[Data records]

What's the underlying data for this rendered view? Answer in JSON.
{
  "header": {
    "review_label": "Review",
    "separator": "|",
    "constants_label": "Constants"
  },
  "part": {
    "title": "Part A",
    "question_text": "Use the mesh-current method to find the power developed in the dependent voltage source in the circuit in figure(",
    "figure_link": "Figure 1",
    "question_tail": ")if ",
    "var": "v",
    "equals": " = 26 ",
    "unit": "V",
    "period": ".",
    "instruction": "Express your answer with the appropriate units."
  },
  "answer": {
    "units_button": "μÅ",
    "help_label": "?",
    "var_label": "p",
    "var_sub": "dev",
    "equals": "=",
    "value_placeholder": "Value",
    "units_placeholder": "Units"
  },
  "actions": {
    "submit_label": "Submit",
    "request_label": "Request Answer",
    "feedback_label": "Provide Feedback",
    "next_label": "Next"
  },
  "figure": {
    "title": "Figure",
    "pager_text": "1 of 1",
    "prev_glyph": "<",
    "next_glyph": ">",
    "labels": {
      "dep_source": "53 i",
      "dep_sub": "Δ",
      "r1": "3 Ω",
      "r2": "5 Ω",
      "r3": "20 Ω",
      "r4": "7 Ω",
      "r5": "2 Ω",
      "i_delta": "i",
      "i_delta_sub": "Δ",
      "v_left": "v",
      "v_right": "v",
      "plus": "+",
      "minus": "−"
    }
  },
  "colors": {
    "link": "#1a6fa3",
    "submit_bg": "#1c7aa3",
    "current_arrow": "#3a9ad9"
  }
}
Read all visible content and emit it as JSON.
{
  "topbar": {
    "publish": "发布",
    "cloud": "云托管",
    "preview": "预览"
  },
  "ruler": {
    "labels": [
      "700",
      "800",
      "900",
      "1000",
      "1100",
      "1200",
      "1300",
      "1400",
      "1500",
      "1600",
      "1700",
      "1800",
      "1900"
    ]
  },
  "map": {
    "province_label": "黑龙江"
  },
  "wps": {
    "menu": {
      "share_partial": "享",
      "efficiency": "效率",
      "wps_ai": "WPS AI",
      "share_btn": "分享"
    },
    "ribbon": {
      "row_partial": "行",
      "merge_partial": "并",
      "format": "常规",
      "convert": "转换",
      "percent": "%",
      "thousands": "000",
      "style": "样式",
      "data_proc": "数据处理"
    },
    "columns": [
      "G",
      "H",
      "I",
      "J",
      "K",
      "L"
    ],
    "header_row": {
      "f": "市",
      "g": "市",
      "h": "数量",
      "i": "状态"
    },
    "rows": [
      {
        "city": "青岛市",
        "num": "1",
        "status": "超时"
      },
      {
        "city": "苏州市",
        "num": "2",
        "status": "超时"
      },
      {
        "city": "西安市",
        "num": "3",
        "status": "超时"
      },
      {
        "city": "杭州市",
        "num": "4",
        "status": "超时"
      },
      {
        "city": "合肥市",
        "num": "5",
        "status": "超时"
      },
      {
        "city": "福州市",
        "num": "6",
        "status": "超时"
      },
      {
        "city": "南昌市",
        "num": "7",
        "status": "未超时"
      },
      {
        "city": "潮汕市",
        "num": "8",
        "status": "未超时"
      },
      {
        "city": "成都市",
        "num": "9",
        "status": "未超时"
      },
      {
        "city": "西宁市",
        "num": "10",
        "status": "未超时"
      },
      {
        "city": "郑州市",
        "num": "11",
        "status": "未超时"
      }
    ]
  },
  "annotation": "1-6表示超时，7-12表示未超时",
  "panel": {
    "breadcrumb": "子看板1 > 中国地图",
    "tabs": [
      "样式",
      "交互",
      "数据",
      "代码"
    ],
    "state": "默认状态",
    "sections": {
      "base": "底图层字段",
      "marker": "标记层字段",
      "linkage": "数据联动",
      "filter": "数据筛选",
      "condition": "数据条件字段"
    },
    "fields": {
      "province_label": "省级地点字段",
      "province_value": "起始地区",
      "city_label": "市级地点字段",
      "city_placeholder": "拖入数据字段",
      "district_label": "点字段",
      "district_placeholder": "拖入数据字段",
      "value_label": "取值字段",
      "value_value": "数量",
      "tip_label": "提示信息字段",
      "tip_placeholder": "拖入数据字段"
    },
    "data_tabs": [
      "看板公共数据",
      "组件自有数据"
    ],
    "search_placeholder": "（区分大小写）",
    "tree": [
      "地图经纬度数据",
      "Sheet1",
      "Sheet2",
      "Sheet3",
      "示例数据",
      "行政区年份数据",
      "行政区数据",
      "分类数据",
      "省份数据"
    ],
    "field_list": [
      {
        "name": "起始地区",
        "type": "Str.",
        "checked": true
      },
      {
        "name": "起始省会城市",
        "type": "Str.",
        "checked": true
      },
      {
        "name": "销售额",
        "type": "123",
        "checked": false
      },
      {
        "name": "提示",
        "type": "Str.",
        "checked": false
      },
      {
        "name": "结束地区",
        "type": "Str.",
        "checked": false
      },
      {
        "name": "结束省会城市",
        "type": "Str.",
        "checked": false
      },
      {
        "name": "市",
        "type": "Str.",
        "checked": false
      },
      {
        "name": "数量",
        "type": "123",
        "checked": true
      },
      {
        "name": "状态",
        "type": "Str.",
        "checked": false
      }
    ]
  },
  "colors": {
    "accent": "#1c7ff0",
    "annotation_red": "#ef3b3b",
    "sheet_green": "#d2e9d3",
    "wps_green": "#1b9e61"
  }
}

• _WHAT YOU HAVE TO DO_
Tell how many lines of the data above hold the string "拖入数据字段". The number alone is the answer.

• _FINAL ANSWER_
3